(Items listed in a dataset)
□ □ □ □ □

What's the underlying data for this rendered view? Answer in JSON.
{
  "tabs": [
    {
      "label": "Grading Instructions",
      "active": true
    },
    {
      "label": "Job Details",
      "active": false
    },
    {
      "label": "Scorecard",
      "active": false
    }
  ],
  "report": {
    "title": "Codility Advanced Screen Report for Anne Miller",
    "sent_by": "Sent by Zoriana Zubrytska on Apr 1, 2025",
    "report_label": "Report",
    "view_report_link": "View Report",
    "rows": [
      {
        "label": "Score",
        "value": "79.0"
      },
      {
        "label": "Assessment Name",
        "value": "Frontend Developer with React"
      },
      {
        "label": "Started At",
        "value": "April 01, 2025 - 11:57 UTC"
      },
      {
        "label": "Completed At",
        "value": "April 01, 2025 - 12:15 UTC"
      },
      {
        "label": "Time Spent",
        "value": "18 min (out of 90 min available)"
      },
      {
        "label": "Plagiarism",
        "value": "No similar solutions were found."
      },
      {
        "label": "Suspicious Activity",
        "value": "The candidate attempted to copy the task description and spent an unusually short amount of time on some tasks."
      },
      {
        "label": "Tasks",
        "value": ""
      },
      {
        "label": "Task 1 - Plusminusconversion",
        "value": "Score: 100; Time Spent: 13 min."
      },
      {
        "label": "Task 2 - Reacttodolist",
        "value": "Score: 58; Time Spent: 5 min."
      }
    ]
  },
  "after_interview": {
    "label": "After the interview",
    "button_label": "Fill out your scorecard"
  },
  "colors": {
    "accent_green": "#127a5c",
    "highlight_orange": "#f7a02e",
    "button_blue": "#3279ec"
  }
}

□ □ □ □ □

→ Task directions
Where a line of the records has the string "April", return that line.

→ Completed exercise
        "value": "April 01, 2025 - 11:57 UTC"
        "value": "April 01, 2025 - 12:15 UTC"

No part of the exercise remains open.